_Dataset extract_
§ §
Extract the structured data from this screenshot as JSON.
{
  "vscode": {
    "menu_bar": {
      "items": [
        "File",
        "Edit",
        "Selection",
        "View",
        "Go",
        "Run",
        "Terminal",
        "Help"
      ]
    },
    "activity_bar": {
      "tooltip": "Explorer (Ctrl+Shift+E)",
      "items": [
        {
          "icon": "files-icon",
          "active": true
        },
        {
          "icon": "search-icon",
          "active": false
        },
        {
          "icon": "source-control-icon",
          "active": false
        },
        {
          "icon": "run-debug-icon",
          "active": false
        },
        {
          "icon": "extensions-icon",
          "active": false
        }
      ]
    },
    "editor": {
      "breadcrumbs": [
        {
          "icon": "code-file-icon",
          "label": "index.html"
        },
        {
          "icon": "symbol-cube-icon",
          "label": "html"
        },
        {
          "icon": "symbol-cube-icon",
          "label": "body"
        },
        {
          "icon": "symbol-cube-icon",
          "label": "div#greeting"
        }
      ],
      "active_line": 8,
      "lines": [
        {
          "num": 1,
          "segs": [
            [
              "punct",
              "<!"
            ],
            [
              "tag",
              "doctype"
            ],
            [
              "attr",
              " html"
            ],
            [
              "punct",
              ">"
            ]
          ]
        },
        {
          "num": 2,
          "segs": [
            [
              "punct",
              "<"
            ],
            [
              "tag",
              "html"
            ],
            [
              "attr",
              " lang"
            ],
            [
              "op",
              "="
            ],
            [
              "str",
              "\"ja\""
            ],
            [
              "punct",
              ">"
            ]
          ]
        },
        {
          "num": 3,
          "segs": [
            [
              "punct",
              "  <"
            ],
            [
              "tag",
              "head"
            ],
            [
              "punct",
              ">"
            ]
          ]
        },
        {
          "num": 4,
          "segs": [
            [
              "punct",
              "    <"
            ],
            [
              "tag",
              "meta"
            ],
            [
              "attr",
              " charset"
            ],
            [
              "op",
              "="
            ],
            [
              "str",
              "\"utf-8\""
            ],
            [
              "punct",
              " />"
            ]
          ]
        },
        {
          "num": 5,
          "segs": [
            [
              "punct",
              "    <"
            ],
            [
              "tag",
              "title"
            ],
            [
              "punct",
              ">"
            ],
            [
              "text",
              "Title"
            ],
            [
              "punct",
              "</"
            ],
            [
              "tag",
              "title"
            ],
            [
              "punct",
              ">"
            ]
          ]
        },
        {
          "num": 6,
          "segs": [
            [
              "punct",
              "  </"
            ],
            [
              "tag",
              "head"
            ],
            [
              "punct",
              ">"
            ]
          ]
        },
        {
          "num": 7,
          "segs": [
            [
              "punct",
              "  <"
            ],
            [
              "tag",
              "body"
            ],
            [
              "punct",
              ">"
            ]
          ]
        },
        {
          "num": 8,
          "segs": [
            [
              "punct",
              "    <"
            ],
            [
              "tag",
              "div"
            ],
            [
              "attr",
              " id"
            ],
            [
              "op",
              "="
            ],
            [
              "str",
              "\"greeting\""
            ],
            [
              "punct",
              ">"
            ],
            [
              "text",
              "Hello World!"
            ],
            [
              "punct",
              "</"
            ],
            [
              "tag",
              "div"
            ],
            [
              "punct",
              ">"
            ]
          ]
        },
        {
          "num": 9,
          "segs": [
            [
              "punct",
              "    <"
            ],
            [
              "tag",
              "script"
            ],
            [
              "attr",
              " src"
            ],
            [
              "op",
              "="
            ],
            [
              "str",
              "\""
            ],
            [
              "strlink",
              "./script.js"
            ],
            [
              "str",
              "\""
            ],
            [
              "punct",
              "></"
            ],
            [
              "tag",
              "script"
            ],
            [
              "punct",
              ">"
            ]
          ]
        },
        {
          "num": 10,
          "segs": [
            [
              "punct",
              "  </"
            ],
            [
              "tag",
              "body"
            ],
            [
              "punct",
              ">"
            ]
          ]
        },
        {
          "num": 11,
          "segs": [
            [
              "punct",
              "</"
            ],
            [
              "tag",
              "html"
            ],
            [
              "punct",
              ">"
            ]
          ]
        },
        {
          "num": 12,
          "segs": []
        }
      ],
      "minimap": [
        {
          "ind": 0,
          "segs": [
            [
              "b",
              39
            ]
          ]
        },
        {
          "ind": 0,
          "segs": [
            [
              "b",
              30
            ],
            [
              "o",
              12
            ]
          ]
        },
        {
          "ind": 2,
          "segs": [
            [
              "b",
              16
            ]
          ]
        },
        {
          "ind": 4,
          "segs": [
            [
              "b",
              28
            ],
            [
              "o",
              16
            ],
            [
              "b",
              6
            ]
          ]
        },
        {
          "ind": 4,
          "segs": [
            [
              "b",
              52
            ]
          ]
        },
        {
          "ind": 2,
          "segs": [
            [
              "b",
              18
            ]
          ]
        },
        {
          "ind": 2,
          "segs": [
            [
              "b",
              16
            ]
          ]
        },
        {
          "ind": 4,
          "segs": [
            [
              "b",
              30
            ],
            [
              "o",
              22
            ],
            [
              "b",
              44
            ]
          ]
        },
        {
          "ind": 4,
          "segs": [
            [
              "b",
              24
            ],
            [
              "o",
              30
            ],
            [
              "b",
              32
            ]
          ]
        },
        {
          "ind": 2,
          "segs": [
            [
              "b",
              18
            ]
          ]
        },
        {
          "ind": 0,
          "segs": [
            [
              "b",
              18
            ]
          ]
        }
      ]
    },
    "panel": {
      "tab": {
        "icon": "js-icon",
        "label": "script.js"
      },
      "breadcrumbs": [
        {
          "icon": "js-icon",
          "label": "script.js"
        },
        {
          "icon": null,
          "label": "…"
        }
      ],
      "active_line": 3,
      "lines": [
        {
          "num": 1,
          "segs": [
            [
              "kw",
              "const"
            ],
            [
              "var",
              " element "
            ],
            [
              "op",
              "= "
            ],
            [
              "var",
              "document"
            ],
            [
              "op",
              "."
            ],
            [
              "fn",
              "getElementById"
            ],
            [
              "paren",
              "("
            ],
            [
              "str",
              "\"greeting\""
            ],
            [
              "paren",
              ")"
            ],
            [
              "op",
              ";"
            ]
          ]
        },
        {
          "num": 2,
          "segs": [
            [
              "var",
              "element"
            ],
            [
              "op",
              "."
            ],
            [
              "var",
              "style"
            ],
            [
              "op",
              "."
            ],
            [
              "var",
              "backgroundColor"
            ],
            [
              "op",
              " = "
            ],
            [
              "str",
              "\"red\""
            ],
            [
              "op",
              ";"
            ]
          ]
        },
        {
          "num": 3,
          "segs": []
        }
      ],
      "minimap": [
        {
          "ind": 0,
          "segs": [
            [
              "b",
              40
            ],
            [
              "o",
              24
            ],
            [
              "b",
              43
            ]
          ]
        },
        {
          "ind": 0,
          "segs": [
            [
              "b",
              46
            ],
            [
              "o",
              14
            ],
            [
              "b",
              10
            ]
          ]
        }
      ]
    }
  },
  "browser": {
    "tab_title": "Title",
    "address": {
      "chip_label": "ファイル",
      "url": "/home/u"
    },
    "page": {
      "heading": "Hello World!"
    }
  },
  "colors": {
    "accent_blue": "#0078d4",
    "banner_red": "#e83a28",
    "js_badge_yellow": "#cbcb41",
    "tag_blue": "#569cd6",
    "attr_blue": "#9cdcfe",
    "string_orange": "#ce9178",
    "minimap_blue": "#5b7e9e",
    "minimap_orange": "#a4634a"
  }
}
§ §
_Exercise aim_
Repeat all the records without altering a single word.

_Task response_
Extract the structured data from this screenshot as JSON.
{
  "vscode": {
    "menu_bar": {
      "items": [
        "File",
        "Edit",
        "Selection",
        "View",
        "Go",
        "Run",
        "Terminal",
        "Help"
      ]
    },
    "activity_bar": {
      "tooltip": "Explorer (Ctrl+Shift+E)",
      "items": [
        {
          "icon": "files-icon",
          "active": true
        },
        {
          "icon": "search-icon",
          "active": false
        },
        {
          "icon": "source-control-icon",
          "active": false
        },
        {
          "icon": "run-debug-icon",
          "active": false
        },
        {
          "icon": "extensions-icon",
          "active": false
        }
      ]
    },
    "editor": {
      "breadcrumbs": [
        {
          "icon": "code-file-icon",
          "label": "index.html"
        },
        {
          "icon": "symbol-cube-icon",
          "label": "html"
        },
        {
          "icon": "symbol-cube-icon",
          "label": "body"
        },
        {
          "icon": "symbol-cube-icon",
          "label": "div#greeting"
        }
      ],
      "active_line": 8,
      "lines": [
        {
          "num": 1,
          "segs": [
            [
              "punct",
              "<!"
            ],
            [
              "tag",
              "doctype"
            ],
            [
              "attr",
              " html"
            ],
            [
              "punct",
              ">"
            ]
          ]
        },
        {
          "num": 2,
          "segs": [
            [
              "punct",
              "<"
            ],
            [
              "tag",
              "html"
            ],
            [
              "attr",
              " lang"
            ],
            [
              "op",
              "="
            ],
            [
              "str",
              "\"ja\""
            ],
            [
              "punct",
              ">"
            ]
          ]
        },
        {
          "num": 3,
          "segs": [
            [
              "punct",
              "  <"
            ],
            [
              "tag",
              "head"
            ],
            [
              "punct",
              ">"
            ]
          ]
        },
        {
          "num": 4,
          "segs": [
            [
              "punct",
              "    <"
            ],
            [
              "tag",
              "meta"
            ],
            [
              "attr",
              " charset"
            ],
            [
              "op",
              "="
            ],
            [
              "str",
              "\"utf-8\""
            ],
            [
              "punct",
              " />"
            ]
          ]
        },
        {
          "num": 5,
          "segs": [
            [
              "punct",
              "    <"
            ],
            [
              "tag",
              "title"
            ],
            [
              "punct",
              ">"
            ],
            [
              "text",
              "Title"
            ],
            [
              "punct",
              "</"
            ],
            [
              "tag",
              "title"
            ],
            [
              "punct",
              ">"
            ]
          ]
        },
        {
          "num": 6,
          "segs": [
            [
              "punct",
              "  </"
            ],
            [
              "tag",
              "head"
            ],
            [
              "punct",
              ">"
            ]
          ]
        },
        {
          "num": 7,
          "segs": [
            [
              "punct",
              "  <"
            ],
            [
              "tag",
              "body"
            ],
            [
              "punct",
              ">"
            ]
          ]
        },
        {
          "num": 8,
          "segs": [
            [
              "punct",
              "    <"
            ],
            [
              "tag",
              "div"
            ],
            [
              "attr",
              " id"
            ],
            [
              "op",
              "="
            ],
            [
              "str",
              "\"greeting\""
            ],
            [
              "punct",
              ">"
            ],
            [
              "text",
              "Hello World!"
            ],
            [
              "punct",
              "</"
            ],
            [
              "tag",
              "div"
            ],
            [
              "punct",
              ">"
            ]
          ]
        },
        {
          "num": 9,
          "segs": [
            [
              "punct",
              "    <"
            ],
            [
              "tag",
              "script"
            ],
            [
              "attr",
              " src"
            ],
            [
              "op",
              "="
            ],
            [
              "str",
              "\""
            ],
            [
              "strlink",
              "./script.js"
            ],
            [
              "str",
              "\""
            ],
            [
              "punct",
              "></"
            ],
            [
              "tag",
              "script"
            ],
            [
              "punct",
              ">"
            ]
          ]
        },
        {
          "num": 10,
          "segs": [
            [
              "punct",
              "  </"
            ],
            [
              "tag",
              "body"
            ],
            [
              "punct",
              ">"
            ]
          ]
        },
        {
          "num": 11,
          "segs": [
            [
              "punct",
              "</"
            ],
            [
              "tag",
              "html"
            ],
            [
              "punct",
              ">"
            ]
          ]
        },
        {
          "num": 12,
          "segs": []
        }
      ],
      "minimap": [
        {
          "ind": 0,
          "segs": [
            [
              "b",
              39
            ]
          ]
        },
        {
          "ind": 0,
          "segs": [
            [
              "b",
              30
            ],
            [
              "o",
              12
            ]
          ]
        },
        {
          "ind": 2,
          "segs": [
            [
              "b",
              16
            ]
          ]
        },
        {
          "ind": 4,
          "segs": [
            [
              "b",
              28
            ],
            [
              "o",
              16
            ],
            [
              "b",
              6
            ]
          ]
        },
        {
          "ind": 4,
          "segs": [
            [
              "b",
              52
            ]
          ]
        },
        {
          "ind": 2,
          "segs": [
            [
              "b",
              18
            ]
          ]
        },
        {
          "ind": 2,
          "segs": [
            [
              "b",
              16
            ]
          ]
        },
        {
          "ind": 4,
          "segs": [
            [
              "b",
              30
            ],
            [
              "o",
              22
            ],
            [
              "b",
              44
            ]
          ]
        },
        {
          "ind": 4,
          "segs": [
            [
              "b",
              24
            ],
            [
              "o",
              30
            ],
            [
              "b",
              32
            ]
          ]
        },
        {
          "ind": 2,
          "segs": [
            [
              "b",
              18
            ]
          ]
        },
        {
          "ind": 0,
          "segs": [
            [
              "b",
              18
            ]
          ]
        }
      ]
    },
    "panel": {
      "tab": {
        "icon": "js-icon",
        "label": "script.js"
      },
      "breadcrumbs": [
        {
          "icon": "js-icon",
          "label": "script.js"
        },
        {
          "icon": null,
          "label": "…"
        }
      ],
      "active_line": 3,
      "lines": [
        {
          "num": 1,
          "segs": [
            [
              "kw",
              "const"
            ],
            [
              "var",
              " element "
            ],
            [
              "op",
              "= "
            ],
            [
              "var",
              "document"
            ],
            [
              "op",
              "."
            ],
            [
              "fn",
              "getElementById"
            ],
            [
              "paren",
              "("
            ],
            [
              "str",
              "\"greeting\""
            ],
            [
              "paren",
              ")"
            ],
            [
              "op",
              ";"
            ]
          ]
        },
        {
          "num": 2,
          "segs": [
            [
              "var",
              "element"
            ],
            [
              "op",
              "."
            ],
            [
              "var",
              "style"
            ],
            [
              "op",
              "."
            ],
            [
              "var",
              "backgroundColor"
            ],
            [
              "op",
              " = "
            ],
            [
              "str",
              "\"red\""
            ],
            [
              "op",
              ";"
            ]
          ]
        },
        {
          "num": 3,
          "segs": []
        }
      ],
      "minimap": [
        {
          "ind": 0,
          "segs": [
            [
              "b",
              40
            ],
            [
              "o",
              24
            ],
            [
              "b",
              43
            ]
          ]
        },
        {
          "ind": 0,
          "segs": [
            [
              "b",
              46
            ],
            [
              "o",
              14
            ],
            [
              "b",
              10
            ]
          ]
        }
      ]
    }
  },
  "browser": {
    "tab_title": "Title",
    "address": {
      "chip_label": "ファイル",
      "url": "/home/u"
    },
    "page": {
      "heading": "Hello World!"
    }
  },
  "colors": {
    "accent_blue": "#0078d4",
    "banner_red": "#e83a28",
    "js_badge_yellow": "#cbcb41",
    "tag_blue": "#569cd6",
    "attr_blue": "#9cdcfe",
    "string_orange": "#ce9178",
    "minimap_blue": "#5b7e9e",
    "minimap_orange": "#a4634a"
  }
}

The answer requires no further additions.